## The records
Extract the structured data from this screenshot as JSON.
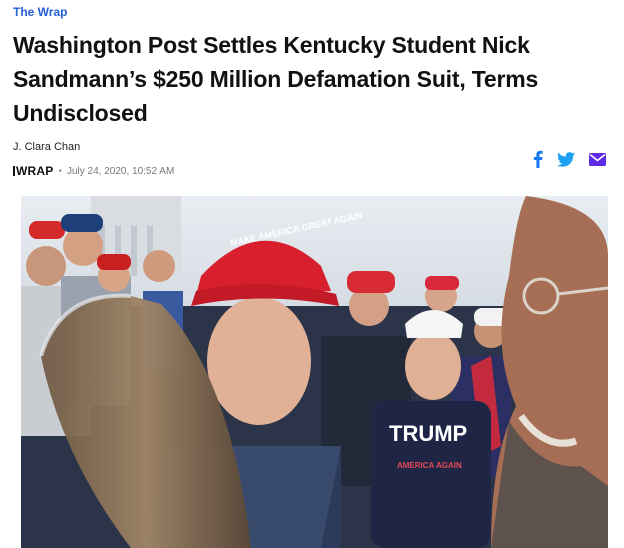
{
  "source": {
    "label": "The Wrap"
  },
  "headline": "Washington Post Settles Kentucky Student Nick Sandmann’s $250 Million Defamation Suit, Terms Undisclosed",
  "author": "J. Clara Chan",
  "meta": {
    "publisher": "WRAP",
    "date": "July 24, 2020, 10:52 AM",
    "separator": "•"
  },
  "share": {
    "icons": [
      "facebook-icon",
      "twitter-icon",
      "email-icon"
    ],
    "colors": {
      "facebook": "#1877f2",
      "twitter": "#1da1f2",
      "email": "#5d2ae6"
    }
  },
  "hero_image": {
    "hat_text": "MAKE AMERICA GREAT AGAIN",
    "sweatshirt_text": "TRUMP",
    "sweatshirt_small": "AMERICA AGAIN"
  }
}
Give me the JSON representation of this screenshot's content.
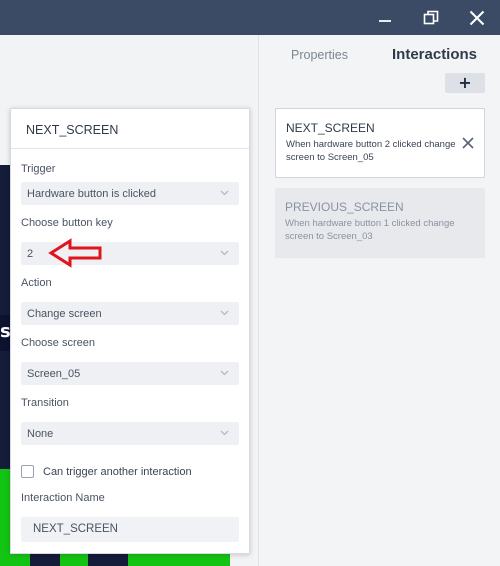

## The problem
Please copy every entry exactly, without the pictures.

## Result for this exercise
Extract the structured data from this screenshot as JSON.
{
  "source": {
    "label": "The Wrap"
  },
  "headline": "Washington Post Settles Kentucky Student Nick Sandmann’s $250 Million Defamation Suit, Terms Undisclosed",
  "author": "J. Clara Chan",
  "meta": {
    "publisher": "WRAP",
    "date": "July 24, 2020, 10:52 AM",
    "separator": "•"
  },
  "share": {
    "icons": [
      "facebook-icon",
      "twitter-icon",
      "email-icon"
    ],
    "colors": {
      "facebook": "#1877f2",
      "twitter": "#1da1f2",
      "email": "#5d2ae6"
    }
  },
  "hero_image": {
    "hat_text": "MAKE AMERICA GREAT AGAIN",
    "sweatshirt_text": "TRUMP",
    "sweatshirt_small": "AMERICA AGAIN"
  }
}
Give me the JSON representation of this screenshot's content.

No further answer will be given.